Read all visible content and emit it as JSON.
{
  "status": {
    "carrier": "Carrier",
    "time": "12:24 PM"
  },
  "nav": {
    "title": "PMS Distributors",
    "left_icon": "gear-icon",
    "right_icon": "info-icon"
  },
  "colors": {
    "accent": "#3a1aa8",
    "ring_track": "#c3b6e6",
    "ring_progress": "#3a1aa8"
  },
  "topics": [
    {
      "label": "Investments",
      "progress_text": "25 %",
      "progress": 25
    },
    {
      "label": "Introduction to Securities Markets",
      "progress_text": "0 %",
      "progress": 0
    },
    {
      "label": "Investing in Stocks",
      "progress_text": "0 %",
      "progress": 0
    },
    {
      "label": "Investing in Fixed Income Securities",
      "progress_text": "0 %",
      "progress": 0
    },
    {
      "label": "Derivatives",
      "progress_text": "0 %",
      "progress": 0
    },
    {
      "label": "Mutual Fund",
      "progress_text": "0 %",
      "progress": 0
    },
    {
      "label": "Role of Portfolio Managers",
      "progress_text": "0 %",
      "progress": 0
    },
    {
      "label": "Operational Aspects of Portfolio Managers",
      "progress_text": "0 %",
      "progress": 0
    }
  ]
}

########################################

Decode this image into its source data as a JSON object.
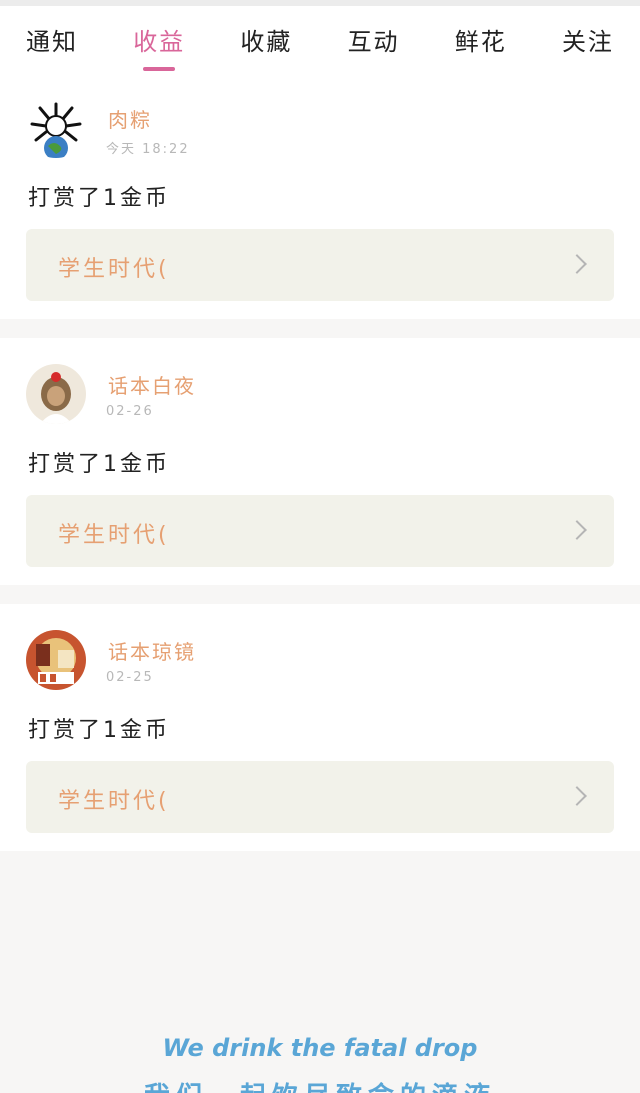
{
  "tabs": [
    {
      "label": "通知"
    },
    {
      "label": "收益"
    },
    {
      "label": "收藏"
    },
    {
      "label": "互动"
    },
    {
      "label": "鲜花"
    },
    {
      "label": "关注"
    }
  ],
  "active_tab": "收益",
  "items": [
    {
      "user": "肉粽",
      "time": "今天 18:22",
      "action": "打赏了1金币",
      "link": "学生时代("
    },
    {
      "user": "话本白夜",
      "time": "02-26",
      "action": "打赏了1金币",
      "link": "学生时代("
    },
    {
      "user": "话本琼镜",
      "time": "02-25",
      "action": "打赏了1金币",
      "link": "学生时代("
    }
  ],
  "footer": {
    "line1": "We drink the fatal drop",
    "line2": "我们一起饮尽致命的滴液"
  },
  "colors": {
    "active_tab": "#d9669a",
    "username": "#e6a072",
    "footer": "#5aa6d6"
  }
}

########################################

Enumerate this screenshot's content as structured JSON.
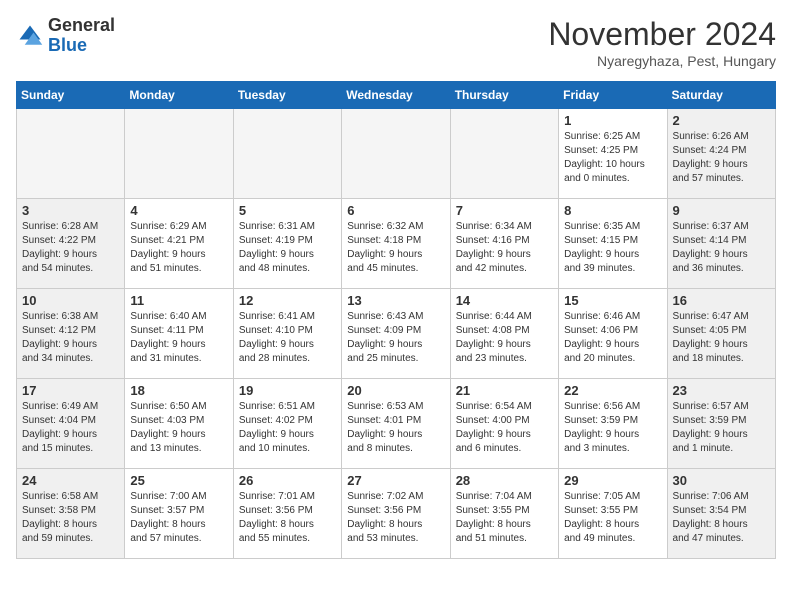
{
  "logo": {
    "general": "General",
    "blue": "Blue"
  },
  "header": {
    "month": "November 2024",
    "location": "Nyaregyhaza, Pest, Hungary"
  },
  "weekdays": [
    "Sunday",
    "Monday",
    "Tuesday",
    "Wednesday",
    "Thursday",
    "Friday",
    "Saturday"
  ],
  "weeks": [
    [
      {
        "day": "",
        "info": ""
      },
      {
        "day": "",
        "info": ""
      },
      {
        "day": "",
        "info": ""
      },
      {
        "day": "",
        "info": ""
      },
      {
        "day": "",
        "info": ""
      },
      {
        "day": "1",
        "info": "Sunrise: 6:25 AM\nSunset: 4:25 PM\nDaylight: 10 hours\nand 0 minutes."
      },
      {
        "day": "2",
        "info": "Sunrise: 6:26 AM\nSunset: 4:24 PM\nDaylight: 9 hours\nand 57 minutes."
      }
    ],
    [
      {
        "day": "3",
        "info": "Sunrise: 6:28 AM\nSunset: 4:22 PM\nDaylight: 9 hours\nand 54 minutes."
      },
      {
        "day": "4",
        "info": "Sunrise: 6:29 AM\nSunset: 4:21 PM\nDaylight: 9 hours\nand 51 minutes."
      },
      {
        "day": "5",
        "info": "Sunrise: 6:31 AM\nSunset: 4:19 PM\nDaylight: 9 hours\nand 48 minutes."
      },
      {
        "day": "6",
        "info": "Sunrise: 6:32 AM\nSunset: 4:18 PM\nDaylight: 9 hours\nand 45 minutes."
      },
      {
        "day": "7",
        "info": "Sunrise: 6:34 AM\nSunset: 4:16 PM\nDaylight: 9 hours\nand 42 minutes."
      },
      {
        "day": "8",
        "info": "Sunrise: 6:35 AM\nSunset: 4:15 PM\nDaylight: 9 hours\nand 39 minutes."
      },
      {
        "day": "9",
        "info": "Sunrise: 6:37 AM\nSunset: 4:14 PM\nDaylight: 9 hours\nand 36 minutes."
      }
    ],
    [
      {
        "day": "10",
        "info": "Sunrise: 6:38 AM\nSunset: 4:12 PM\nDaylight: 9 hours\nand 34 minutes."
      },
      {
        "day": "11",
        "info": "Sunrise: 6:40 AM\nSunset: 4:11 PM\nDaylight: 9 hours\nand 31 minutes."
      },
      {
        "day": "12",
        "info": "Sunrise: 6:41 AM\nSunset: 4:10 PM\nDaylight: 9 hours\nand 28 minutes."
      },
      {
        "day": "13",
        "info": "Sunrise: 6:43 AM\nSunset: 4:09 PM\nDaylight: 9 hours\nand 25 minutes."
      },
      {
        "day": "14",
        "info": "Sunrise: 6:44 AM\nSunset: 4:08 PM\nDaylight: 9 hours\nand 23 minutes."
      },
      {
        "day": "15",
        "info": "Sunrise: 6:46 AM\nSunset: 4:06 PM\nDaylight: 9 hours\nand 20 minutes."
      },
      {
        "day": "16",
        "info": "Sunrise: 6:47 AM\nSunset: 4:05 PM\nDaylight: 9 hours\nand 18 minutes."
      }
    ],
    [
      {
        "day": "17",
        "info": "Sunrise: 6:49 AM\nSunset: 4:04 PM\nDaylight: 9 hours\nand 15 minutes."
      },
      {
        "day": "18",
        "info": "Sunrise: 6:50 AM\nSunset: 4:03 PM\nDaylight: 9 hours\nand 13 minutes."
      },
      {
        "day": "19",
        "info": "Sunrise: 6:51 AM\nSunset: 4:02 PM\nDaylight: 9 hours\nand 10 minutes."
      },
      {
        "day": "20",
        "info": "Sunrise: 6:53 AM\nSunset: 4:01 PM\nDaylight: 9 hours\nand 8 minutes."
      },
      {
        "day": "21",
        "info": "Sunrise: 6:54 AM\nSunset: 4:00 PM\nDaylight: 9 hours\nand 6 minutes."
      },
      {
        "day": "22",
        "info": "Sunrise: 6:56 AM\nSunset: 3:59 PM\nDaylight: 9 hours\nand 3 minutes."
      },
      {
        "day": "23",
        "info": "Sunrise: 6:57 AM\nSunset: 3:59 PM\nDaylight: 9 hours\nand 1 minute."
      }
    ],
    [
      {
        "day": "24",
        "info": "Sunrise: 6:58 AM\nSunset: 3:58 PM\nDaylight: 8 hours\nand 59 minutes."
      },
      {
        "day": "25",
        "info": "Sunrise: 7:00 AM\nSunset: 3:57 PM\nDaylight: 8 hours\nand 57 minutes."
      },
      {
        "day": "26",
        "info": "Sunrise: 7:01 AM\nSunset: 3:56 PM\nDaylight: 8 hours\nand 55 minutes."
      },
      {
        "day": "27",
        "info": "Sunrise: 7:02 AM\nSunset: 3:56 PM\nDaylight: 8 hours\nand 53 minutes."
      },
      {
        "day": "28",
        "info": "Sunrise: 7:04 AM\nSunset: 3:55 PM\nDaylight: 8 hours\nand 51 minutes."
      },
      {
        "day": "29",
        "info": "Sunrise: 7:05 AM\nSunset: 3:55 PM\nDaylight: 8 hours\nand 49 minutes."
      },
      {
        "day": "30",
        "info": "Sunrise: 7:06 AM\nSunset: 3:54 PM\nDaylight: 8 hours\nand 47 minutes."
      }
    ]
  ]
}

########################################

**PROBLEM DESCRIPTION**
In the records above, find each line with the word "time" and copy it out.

**TASK RESULT**
    "time": "12:24 PM"
      "time": "今天 18:22",
      "time": "02-26",
      "time": "02-25",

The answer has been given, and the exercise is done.